SOURCE: How Your Morning Mood Affects Your Whole Workday

Heartbreaking in secret

I don’t know when it started… that I just stopped existing in your life. I was occupied and bent to kept myself occupied. I had this habit of arranging things around me—moving the chair here, removing an old box, replacing a container, finding new and different uses to a bottle, a can, or an unlikely vase. I thought that if I move things here and there, I’d be fixing my own state of mind, that I could successfully maneuver my inner flow to blend with the objects that surround us which is part of our reality. In short, I just wanted to fix us.

But it’s complicated. It always was. There is more to you and me than objects, angles, shadows, light, dark, or… home.

One room

We can’t make conversations. We tried. Now, I guess it was all in vain. I sort of just gave up. I turned to my books, binge-reading now and then. Last week, I’ve finished Sylvia Plath’s The Bell Jar. It’s a good book not because this is Plath, or because she had one of the most beautiful collection of vocab. It’s more than that: actually, she’s awesome at making internal conversations—the kind I could have with myself but I can’t do with you. Not that I didn’t tried. Oh, I just said that, sorry. Remember that time I asked you why I had to apologize while you can’t (or you won’t) even when you’re at fault? You thought I was becoming… too smart. Perhaps, that’s why all throughout this time you’ve made it a habit to constantly pick on my bad habits, on my mistakes, basically, everything. Just as I’ve made it a mission to fix the chaos of objects, you’ve made yours a mission, too. To fix me by pointing out everything that’s wrong with me. If we compared notes, yours had always been so direct. Either way, we didn’t get close to where we should be. I end up hating you. You hate me just as well.

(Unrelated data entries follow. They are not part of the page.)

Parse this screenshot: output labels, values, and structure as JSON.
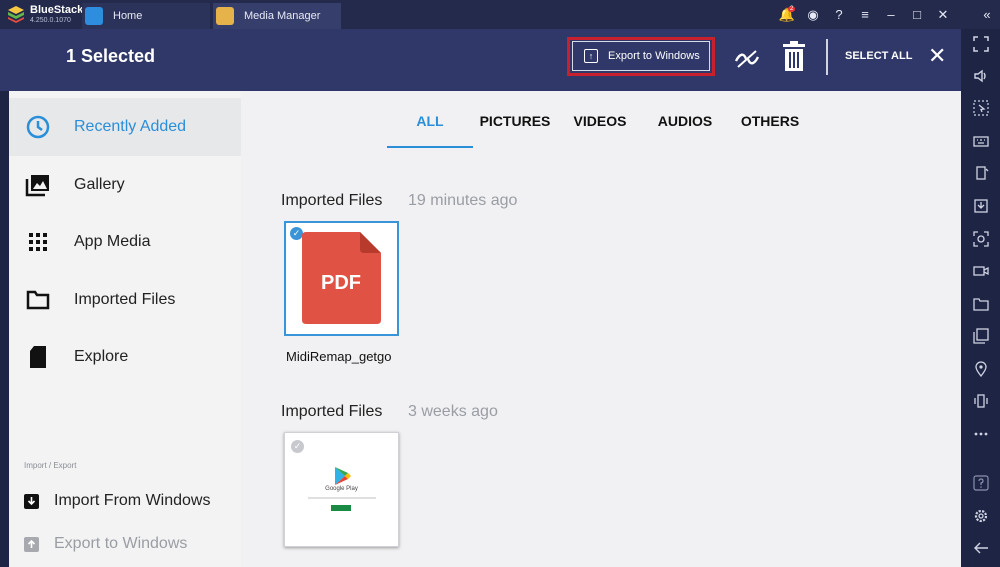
{
  "titlebar": {
    "app_name": "BlueStacks",
    "version": "4.250.0.1070",
    "tabs": [
      {
        "label": "Home",
        "icon": "home-icon"
      },
      {
        "label": "Media Manager",
        "icon": "folder-icon"
      }
    ],
    "notification_count": "2",
    "controls": [
      "bell-icon",
      "account-icon",
      "help-icon",
      "menu-icon",
      "minimize-icon",
      "maximize-icon",
      "close-icon",
      "collapse-sidebar-icon"
    ]
  },
  "header": {
    "selection_label": "1 Selected",
    "export_label": "Export to Windows",
    "select_all_label": "SELECT ALL",
    "close_symbol": "✕"
  },
  "sidebar": {
    "items": [
      {
        "label": "Recently Added",
        "icon": "clock-icon",
        "active": true
      },
      {
        "label": "Gallery",
        "icon": "gallery-icon"
      },
      {
        "label": "App Media",
        "icon": "grid-icon"
      },
      {
        "label": "Imported Files",
        "icon": "folder-icon"
      },
      {
        "label": "Explore",
        "icon": "sd-card-icon"
      }
    ],
    "import_export_caption": "Import / Export",
    "import_label": "Import From Windows",
    "export_label": "Export to Windows"
  },
  "filters": {
    "tabs": [
      "ALL",
      "PICTURES",
      "VIDEOS",
      "AUDIOS",
      "OTHERS"
    ],
    "active": "ALL"
  },
  "sections": [
    {
      "title": "Imported Files",
      "time": "19 minutes ago",
      "files": [
        {
          "name": "MidiRemap_getgo",
          "type": "PDF",
          "selected": true
        }
      ]
    },
    {
      "title": "Imported Files",
      "time": "3 weeks ago",
      "files": [
        {
          "name": "",
          "type": "image",
          "preview_text": "Google Play",
          "selected": false
        }
      ]
    }
  ],
  "right_toolbar": {
    "icons": [
      "fullscreen-icon",
      "volume-icon",
      "cursor-icon",
      "keyboard-icon",
      "rotate-icon",
      "install-apk-icon",
      "screenshot-icon",
      "record-icon",
      "folder-icon",
      "multi-instance-icon",
      "location-icon",
      "shake-icon",
      "more-icon",
      "help-icon",
      "settings-icon",
      "back-icon"
    ]
  },
  "colors": {
    "accent": "#2a8ed8",
    "header_bg": "#30386a",
    "highlight_red": "#c8202e",
    "pdf_red": "#e05243"
  }
}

And I stayed in my room for refuge. I have there my books and my inner conversations.

A ghost

I must have talked in my head for too long. The conversations have waged on and on (until now). The gap grew big, it’s now a gaping hole. Before I know it, I saw myself as a ghost, a selective apparition who chooses to show herself when she had to, or as routine demands. I do my chores. I still arrange the boxes, the chairs, and even wipe the dust off old furniture. But there’s no longer any “fixing” for both of us.